Sections

Weather Forecast

Close

UPDATED: Nickname options won't include UND/North Dakota for mid-October vote

Advertisement

GF native Michael Marcotte breaks into NYC opera world

Email Sign up for Breaking News Alerts
entertainment Grand Forks,North Dakota 58203 http://www.grandforksherald.com/sites/default/files/styles/square_300/public/fieldimages/12/0115/marcotte.jpg?itok=9cSbB6cO
Grand Forks Herald
(701) 780-1123 customer support
GF native Michael Marcotte breaks into NYC opera world
Grand Forks North Dakota 375 2nd Ave. N. 58203

Lots of young actors and singers probably dream of working with the famous, acclaimed directors, composers, musicians and songwriters whose work they admire and are lucky enough to perform.

Advertisement
Advertisement
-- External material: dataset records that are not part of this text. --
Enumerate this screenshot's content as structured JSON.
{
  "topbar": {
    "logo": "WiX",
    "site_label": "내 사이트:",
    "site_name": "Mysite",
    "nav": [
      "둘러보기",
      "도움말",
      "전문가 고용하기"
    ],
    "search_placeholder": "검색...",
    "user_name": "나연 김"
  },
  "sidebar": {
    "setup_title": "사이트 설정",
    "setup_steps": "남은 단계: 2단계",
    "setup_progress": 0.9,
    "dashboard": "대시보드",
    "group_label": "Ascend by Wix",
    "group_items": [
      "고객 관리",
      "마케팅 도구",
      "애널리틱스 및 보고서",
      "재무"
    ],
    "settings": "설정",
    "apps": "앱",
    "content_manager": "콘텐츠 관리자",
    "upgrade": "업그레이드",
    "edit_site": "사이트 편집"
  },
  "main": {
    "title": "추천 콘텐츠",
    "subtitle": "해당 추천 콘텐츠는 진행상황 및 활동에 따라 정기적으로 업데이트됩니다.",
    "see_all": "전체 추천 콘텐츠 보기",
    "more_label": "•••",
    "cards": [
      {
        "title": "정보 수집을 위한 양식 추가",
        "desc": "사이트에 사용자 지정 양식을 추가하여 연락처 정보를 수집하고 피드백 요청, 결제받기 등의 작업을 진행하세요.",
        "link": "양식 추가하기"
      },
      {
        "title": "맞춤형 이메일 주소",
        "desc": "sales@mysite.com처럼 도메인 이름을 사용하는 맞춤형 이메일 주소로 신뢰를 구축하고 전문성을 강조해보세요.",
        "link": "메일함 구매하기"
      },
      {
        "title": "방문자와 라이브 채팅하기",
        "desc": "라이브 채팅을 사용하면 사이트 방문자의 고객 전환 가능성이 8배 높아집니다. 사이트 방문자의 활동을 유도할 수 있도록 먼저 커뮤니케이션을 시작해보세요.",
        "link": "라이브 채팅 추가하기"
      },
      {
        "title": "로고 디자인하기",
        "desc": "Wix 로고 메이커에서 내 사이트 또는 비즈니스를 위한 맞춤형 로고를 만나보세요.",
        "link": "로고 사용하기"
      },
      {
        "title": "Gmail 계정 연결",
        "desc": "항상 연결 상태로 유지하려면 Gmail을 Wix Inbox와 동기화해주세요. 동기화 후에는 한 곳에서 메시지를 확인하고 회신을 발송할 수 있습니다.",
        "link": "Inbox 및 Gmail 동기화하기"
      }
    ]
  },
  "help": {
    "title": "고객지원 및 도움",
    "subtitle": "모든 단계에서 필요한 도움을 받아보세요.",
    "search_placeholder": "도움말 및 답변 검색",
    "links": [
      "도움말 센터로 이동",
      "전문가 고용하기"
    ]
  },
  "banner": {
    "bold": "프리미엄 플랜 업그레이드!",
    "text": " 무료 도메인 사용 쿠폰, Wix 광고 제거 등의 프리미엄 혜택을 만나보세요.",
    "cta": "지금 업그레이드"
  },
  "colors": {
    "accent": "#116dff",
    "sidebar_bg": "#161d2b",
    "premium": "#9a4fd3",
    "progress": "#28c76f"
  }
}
For Grand Forks native Michael Marcotte, his New York City career in opera and musical theater has led to a friendship with Stephen Schwartz, who wrote music and lyrics for "Godspell," "Pippen" and "Wicked," among other shows.

"I had done 'Pippen' in 1995 at Central (High School in Grand Forks)," Marcotte said, "and to finally sing it with the man at the piano in a duet, to have that moment with him, was amazing."

Marcotte, who played the Irish Tenor in the Schwartz opera "Séance on a Wet Afternoon," accompanied Schwartz and operatic soprano Lauren Flanigan to a house in the Hamptons for a private performance for a benefactor of the arts and his friends. That's when he and Schwartz sang together, Marcotte said.

The benefactor was David Koch, co-owner and executive vice-president of Koch Industries and one of the richest men in the U.S., and also half of the conservative Koch Brothers, who fund some Tea Party organizations and other right-wing causes.

Marcotte, who graduated from Central High School and Concordia College in Moorhead, performed the Irish Tenor part (sung from off stage) for "Séance on a Wet Afternoon" when it had its New York City opera debut in April. Schwartz wrote the opera based on the 1964 Kim Stanley/Richard Attenborough film about a self-styled London psychic who schemes to gain celebrity. The piece was commissioned by Opera Santa Barbara and Marcotte has been involved since the beginning and sang in the 2009 world premier in Santa Barbara.

Marcotte got the part in "Séance," at least in part, on the recommendation of a friend from his Concordia College days, Charity Wicks, a New York City pianist and musical director who grew up at Oklee, Minn., and who -- as luck would have it -- was a rehearsal accompanist for Schwartz.

Because the audience doesn't see him when he's singing his lilting song about a far-away laddie, Marcotte says he's not sure he's getting the best exposure to opera audiences.

"It was kind of weird, but I'll take it," he said. "Some things have already come from it. I have established myself as an opera and theater presence."

"Vinkensport" is one of Marcotte's next projects. Marcotte has been cast "Vinkensport, The Finch Opera" by David T. Little, a selection for New York City Opera VOX, an annual workshop of previously un-produced works performed by a full orchestra and roster of soloists.

The opera is about an obscure Belgian folk competition that pits chaffinches (and their owners) against each other in a battle to see who has the most melodious bird. Marcotte's role is as a coked-up piece of Eurotrash who cheats by injecting his finch with testosterone.

"Although a seemingly simple and gentle competition, access to the competitor's inner monologues and flashbacks to their preparations reveal deception, deep-seated rivalries, painful loneliness, and blossoming romance," says a description of the work.

Marcotte wants his career to ride the new wave between theater and opera and to find audiences that want great music and stories told in a compelling way that reflects the way we live now. Audiences are no longer willing to sit back and say, "Oh, that sounds pretty," he said.

"People require better story telling and better acting, instead of the old park and bark, where the old opera stars stood there and sounded amazing," Marcotte said. "People want more, they want the acting, the emotion and the feeling, the beautiful intricate music."

Marcotte recently spent time visiting the Grand Forks area and said he was pleased to see music and arts additions being built at Red River and Central high schools. It shows that people here realize the value of the arts in education and still support the arts when so many schools around the country are cutting their programs.

"It's so cool to see," he said.

For more about Marcotte, go to michaelmarcotteonline.com.

Reach Tobin at (701) 780-1134; (800) 477-6572, ext. 134; or send e-mail to ptobin@gfherald.com.

Advertisement
news@grandforksherald.com
Advertisement
Advertisement
randomness